What is trichiniasis?
Trichiniasis is a disease caused by an intestinal worm whose larvae migrate to and become encapsulated in the muscles. Symptoms in humans vary and depend on the number of larvae ingested (some will not experience any symptoms at all). Early signs may include muscle soreness, diarrhea, vomiting, swelling of the eyelids and fever. For mild to moderate infections, most symptoms subside within a few weeks although fatigue, weakness, and diarrhea may last for months. In the most serious cases, heart and neurological complications can occur which may result in death.
How do you contract trichiniasis?

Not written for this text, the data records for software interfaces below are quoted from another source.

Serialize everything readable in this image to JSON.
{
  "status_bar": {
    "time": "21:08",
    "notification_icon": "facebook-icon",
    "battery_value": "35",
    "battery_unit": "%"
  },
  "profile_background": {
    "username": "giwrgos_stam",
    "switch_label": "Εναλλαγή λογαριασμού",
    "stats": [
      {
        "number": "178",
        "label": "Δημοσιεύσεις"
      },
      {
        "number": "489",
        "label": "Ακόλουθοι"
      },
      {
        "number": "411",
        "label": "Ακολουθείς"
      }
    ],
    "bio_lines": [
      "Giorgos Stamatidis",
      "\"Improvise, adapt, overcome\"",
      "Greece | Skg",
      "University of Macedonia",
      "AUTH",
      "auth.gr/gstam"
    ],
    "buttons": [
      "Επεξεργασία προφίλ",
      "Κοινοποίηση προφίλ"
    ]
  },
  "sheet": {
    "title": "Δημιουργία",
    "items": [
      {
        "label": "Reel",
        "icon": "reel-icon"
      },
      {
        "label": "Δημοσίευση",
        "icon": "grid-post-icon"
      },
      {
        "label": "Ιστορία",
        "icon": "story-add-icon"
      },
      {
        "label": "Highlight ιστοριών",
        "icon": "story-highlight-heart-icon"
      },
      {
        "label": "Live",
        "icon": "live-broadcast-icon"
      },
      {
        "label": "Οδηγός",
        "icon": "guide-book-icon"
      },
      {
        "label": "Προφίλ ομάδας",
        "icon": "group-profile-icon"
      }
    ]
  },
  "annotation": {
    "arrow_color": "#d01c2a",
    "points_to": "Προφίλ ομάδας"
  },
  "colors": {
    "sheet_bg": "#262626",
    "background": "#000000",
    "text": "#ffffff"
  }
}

By eating raw or undercooked pork and wild game products infected with the larvae of a species of worm called Trichinella. When a human or animal eats meat that contains infective Trichinella cysts, the acid in the stomach dissolves the hard covering of the cyst and releases the worms. The worms mature, mate and lay eggs. Eggs develop into immature worms and travel to the muscles. Within the muscles, the worms curl into a ball and become enclosed in a capsule (cyst). Infection occurs worldwide, but is most common in areas where raw or undercooked pork, such as ham or sausage, is eaten.
The time between eating the contaminated meat and symptoms of infection developing often depends on the number of parasites ingested. Diarrhea and vomiting may occur within a few days. Other symptoms usually appear after 2–8 weeks.
Diagnosis can be made by blood test or by taking a small sample of muscle tissue (biopsy).
How is trichiniasis treated and prevented?
The drug mebendazole (Vermox) is effective in the treatment of this disorder. To prevent contracting trichiniasis, cook all pork and meat from wild animals thoroughly.
Centers for Disease Control and Prevention: http://www.cdc.gov/parasites/trichinellosis/
Last Reviewed: June 2013